- [What is expected]: Please find the lines in the following records that hold "text", and copy them.

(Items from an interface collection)
# # #

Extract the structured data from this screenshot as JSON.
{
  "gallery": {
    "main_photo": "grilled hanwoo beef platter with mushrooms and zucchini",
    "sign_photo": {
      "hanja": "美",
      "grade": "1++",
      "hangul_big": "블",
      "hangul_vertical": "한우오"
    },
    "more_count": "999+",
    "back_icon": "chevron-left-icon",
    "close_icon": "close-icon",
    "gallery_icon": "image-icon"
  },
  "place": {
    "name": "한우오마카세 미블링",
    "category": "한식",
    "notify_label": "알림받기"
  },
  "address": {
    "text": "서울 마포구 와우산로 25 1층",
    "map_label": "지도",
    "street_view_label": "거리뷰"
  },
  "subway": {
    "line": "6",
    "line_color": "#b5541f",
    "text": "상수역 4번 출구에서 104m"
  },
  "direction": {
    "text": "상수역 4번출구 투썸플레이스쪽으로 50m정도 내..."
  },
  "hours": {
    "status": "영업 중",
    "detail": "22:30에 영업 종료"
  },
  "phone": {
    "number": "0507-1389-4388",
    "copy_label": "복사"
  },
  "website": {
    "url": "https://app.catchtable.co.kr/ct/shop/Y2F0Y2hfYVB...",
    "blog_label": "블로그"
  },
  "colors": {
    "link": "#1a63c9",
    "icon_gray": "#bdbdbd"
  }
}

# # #

- [Answer section]:
    "text": "서울 마포구 와우산로 25 1층",
    "text": "상수역 4번 출구에서 104m"
    "text": "상수역 4번출구 투썸플레이스쪽으로 50m정도 내..."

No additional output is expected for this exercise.